Tyler

User avatar
Chris Bradley
Posts: 2930
Joined: Fri May 02, 2008 11:05 am
Real name:

Re: NPT Valves in High Vacuum Range

Post by Chris Bradley » Fri Feb 15, 2013 10:48 pm

Terry Price wrote:
> My question is: would air leak through the screw threading of the NPT fitting into my fusor?
An NPT connection can be made vacuum tight, but it can be a struggle to make it so. Aggressive tightening is usually counter-productive, and so is too much teflon tape or other sealants. But similarly, modest tightening and sealant may not be enough and you try again. There are few guarantees with NPT but it is not impossible.

Bear in mind there are various flavours of NPT; NPS, NPTE and not forgetting NPTF which would probably be the better choice for vacuum attempts.

However, my principal answer would be that it hardly matters, because you will flood the chamber instantly when you try to let gas into a vacuum vessel with a ball valve.

It may be useful for you to review my FAQ on how to flow deuterium. A regulating orifice to the chamber and a pressure regulator from the gas supply is the way to go.

Dan Tibbets
Posts: 578
Joined: Thu Apr 17, 2008 5:29 am
Real name:

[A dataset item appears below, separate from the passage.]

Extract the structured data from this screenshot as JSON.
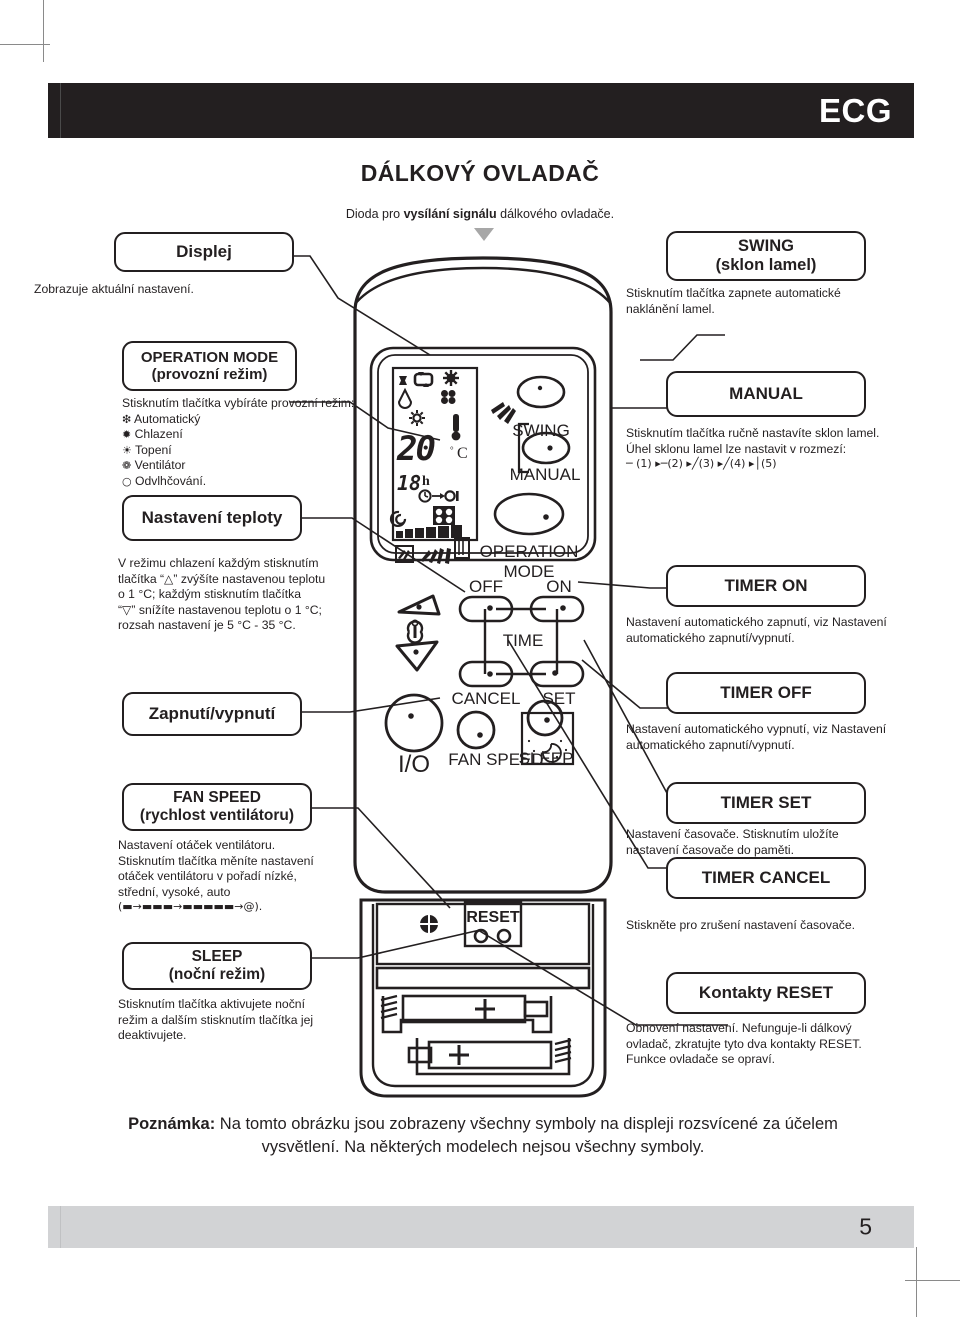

Re: NPT Valves in High Vacuum Range

Post by Dan Tibbets » Wed Feb 20, 2013 12:30 pm

I have used multiple NPT hardware needle valves between pump and chamber, vacuum gauge, side port for gas introduction,etc. Most seem to work fairly well. I have also recently used hardware store ball valves recently for their larger orifices. With these I have recently achieved vacuums of ~ 15 Micros and less than 0.1 Micron per second leak rates in a small Demo Fusor made from a pipe T. and only a foreline pump. This may be good enough (?) for a neutron producing Fusor (with the addition of a diffusion pump). The largest issue seems to be sealing the threads. I have heard that Teflon thread sealers are not good. Also, other thread sealer compounds from the hardware store have been problematic. Sealing with epoxy seems to be the best solution I have used. The epoxy can be 'broken' through the local application of heat if revisions are needed. After separation the epoxy can be cleaned off with organic solvents such as acetone on a rag.

Adequately controlled introduction of deuterium gas may be a different matter. I have speculated that several needle valves (like the one pictured earlier in the thread) in series might work for a low pressure source like deuterium gas from electrolysis that has been stored in a small reservoir, at least as a pulsed source.

Dan Tibbets

Post Reply